* **BRIEF**: Among the records below, find each line containing the word "Welcome" and copy it.

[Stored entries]
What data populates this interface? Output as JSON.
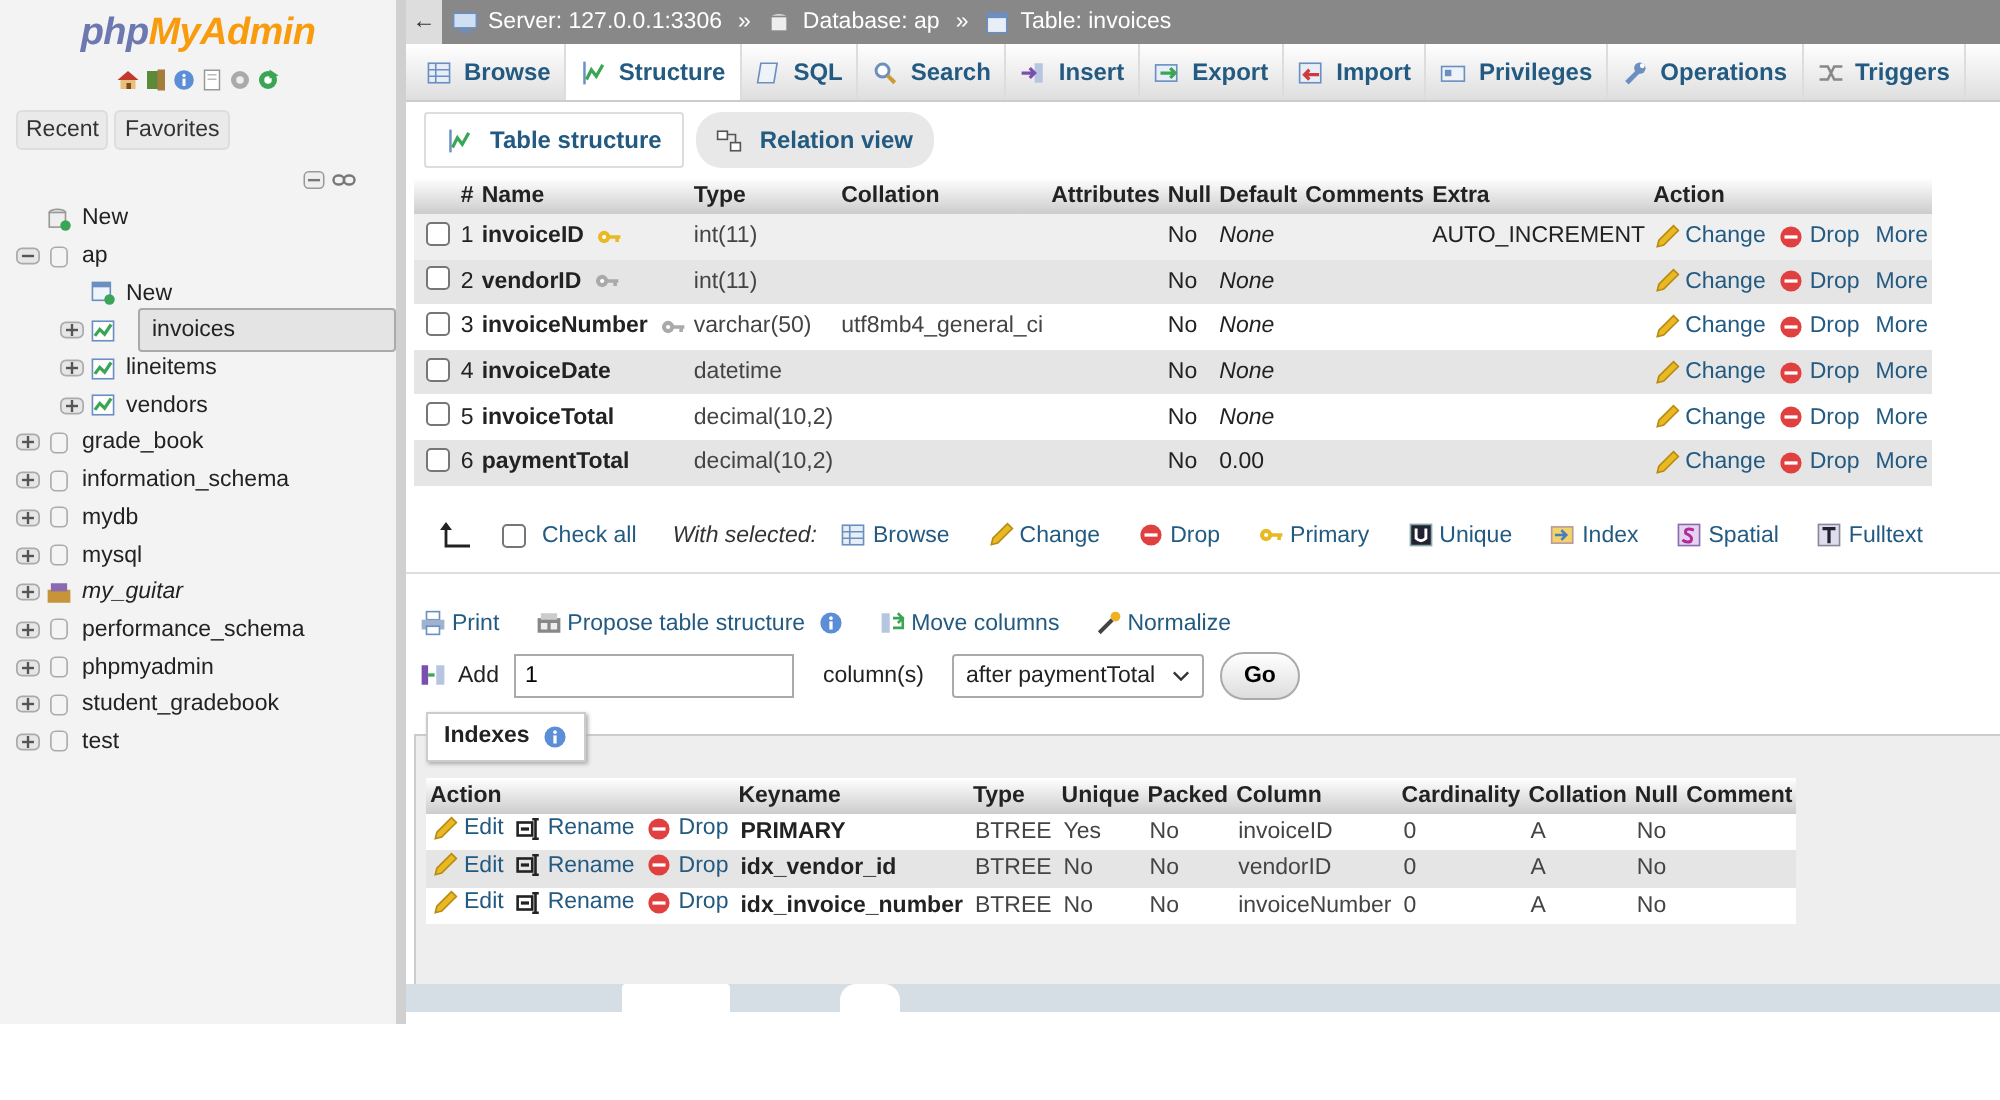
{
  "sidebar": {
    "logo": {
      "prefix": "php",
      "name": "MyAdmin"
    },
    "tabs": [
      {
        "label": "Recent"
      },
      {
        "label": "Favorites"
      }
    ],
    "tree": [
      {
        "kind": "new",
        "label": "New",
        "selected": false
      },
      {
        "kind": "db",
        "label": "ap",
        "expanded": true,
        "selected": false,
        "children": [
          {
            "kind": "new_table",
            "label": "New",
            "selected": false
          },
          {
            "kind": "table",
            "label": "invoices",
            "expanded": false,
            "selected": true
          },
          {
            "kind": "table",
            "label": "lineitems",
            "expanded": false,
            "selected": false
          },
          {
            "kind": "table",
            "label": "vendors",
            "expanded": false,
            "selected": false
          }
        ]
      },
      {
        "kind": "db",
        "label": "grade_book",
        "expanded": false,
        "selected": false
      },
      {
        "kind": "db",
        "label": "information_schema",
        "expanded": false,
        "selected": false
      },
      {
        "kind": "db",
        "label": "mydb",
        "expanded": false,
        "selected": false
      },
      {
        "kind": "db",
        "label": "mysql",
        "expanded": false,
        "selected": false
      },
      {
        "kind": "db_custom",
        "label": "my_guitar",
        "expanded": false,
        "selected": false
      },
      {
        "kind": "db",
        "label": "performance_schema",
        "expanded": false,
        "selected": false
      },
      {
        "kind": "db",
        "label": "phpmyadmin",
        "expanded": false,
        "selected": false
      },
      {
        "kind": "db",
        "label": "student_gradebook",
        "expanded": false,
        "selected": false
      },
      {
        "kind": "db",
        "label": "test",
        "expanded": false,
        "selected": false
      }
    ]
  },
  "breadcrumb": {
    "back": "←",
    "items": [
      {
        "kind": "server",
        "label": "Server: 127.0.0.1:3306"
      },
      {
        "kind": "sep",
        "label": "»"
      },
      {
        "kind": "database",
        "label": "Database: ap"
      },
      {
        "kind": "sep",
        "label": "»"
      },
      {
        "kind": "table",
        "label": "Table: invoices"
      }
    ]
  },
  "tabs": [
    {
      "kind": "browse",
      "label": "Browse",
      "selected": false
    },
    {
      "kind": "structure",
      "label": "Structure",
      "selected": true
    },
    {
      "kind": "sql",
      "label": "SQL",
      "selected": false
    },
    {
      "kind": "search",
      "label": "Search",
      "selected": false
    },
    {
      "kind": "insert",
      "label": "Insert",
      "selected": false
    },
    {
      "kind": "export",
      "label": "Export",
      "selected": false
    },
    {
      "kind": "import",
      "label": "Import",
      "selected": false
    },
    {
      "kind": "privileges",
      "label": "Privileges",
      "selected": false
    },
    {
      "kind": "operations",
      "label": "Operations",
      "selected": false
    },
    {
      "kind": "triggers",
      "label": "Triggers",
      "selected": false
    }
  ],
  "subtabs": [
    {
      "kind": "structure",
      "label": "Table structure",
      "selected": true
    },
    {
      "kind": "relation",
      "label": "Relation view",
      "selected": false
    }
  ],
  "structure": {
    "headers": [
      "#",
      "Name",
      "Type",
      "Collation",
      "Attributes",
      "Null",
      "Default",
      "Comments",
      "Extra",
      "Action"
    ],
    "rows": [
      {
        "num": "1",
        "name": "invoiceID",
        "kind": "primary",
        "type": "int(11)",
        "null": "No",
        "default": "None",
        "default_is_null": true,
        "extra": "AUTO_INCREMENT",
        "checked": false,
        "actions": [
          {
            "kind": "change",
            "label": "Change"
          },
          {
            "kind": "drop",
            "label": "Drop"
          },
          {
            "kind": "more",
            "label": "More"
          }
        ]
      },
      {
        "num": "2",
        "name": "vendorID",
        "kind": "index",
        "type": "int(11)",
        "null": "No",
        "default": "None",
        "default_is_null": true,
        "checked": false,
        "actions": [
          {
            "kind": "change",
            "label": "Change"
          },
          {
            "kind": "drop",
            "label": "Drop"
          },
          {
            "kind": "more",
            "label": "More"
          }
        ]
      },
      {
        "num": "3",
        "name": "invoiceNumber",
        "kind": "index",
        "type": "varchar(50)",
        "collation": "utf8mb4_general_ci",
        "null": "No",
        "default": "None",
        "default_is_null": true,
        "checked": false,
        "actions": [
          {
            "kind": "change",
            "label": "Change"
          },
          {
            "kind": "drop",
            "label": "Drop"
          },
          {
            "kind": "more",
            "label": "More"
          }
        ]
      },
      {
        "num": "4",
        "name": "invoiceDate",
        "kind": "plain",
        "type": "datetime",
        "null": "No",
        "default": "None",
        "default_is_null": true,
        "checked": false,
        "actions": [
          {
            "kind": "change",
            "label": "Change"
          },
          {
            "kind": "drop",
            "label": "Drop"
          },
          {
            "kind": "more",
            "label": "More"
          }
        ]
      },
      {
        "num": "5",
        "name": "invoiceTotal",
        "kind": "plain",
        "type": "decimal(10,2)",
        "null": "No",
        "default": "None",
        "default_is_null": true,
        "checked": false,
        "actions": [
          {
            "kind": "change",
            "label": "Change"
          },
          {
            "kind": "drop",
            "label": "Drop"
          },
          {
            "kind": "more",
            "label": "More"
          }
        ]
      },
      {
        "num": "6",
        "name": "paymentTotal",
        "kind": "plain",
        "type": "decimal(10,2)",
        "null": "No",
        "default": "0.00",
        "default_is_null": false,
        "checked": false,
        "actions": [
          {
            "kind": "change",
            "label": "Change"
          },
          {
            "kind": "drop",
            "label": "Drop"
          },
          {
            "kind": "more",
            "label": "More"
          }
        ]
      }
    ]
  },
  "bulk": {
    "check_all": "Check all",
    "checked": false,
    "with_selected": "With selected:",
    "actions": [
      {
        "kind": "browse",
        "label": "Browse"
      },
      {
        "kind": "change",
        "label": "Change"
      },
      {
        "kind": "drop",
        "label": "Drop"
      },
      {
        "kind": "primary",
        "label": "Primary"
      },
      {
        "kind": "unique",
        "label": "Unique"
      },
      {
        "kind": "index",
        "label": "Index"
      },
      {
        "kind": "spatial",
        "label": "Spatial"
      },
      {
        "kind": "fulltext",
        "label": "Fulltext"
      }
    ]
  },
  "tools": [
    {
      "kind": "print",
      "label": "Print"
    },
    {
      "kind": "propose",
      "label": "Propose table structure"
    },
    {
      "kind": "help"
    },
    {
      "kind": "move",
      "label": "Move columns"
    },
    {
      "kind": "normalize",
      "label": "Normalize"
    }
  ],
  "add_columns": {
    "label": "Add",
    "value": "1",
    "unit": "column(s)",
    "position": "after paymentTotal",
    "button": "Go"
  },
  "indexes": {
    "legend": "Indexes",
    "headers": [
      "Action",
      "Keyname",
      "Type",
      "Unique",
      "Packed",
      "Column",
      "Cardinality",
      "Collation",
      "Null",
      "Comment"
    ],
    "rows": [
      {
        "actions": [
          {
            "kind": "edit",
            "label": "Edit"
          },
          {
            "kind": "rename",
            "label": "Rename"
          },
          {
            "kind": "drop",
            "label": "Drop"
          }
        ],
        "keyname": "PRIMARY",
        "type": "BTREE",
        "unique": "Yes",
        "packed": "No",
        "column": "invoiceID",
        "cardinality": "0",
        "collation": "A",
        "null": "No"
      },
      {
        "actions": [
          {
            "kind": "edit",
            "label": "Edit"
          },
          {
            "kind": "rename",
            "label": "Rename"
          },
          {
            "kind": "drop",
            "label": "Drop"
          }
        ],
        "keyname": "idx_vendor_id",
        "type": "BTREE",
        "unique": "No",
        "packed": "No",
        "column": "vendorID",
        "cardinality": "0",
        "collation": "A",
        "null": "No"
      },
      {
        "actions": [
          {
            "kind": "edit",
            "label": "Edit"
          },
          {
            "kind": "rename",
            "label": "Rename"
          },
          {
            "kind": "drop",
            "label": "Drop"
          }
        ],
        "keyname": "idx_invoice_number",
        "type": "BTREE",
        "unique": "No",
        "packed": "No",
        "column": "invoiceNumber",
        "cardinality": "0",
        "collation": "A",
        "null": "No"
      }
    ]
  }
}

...

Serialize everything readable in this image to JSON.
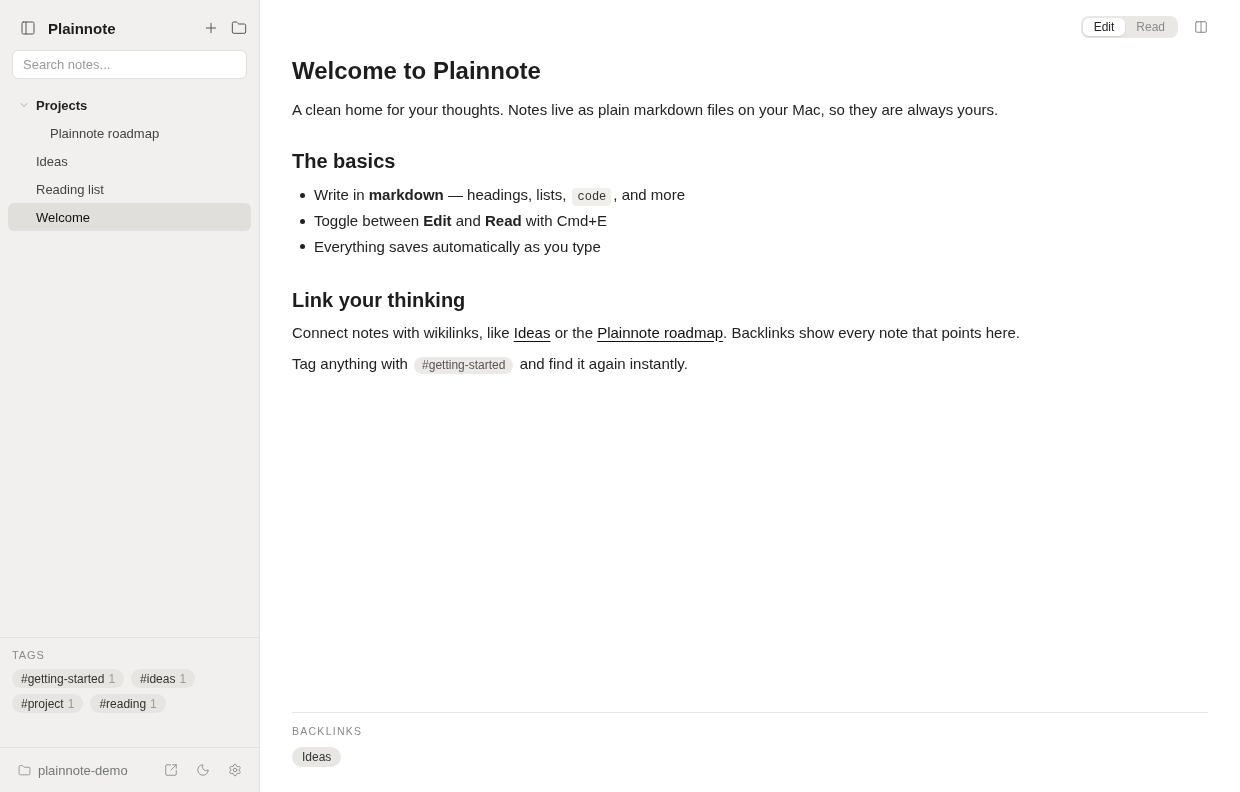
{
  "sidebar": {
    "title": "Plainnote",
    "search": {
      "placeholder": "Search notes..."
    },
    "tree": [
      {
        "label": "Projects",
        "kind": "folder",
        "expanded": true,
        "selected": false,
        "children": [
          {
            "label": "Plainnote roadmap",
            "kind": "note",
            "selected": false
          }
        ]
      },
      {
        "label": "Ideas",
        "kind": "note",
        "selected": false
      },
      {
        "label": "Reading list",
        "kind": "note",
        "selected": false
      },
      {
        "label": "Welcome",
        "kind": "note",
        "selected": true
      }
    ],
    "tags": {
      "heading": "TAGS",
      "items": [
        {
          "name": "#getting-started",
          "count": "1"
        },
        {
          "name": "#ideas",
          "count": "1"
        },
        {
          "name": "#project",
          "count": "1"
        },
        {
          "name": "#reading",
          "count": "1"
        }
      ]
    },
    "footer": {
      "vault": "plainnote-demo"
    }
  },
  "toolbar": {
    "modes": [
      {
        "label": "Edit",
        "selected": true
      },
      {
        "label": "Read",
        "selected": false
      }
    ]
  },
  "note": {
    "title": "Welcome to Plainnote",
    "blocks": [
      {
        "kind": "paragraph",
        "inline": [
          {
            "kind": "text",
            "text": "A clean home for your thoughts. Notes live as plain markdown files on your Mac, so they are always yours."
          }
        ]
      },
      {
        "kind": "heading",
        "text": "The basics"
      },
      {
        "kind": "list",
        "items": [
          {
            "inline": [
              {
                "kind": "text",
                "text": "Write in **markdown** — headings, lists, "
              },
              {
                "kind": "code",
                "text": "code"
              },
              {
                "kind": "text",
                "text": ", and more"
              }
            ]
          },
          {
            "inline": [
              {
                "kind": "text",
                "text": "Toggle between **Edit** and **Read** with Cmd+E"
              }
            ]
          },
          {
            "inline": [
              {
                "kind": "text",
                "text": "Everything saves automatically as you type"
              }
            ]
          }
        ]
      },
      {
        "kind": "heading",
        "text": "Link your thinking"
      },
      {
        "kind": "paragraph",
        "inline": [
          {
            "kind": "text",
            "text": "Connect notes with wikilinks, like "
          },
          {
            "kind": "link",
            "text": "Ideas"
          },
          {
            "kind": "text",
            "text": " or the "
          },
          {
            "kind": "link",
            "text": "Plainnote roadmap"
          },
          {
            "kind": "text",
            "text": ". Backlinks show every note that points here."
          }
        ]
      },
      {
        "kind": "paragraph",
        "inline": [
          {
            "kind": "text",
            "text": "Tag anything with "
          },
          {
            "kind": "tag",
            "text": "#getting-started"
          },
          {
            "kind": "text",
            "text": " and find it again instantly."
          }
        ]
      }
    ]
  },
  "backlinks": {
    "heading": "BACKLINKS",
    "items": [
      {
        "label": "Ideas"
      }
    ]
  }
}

* **OUTPUT OF THE TASK**:
        "label": "Welcome",
    "title": "Welcome to Plainnote",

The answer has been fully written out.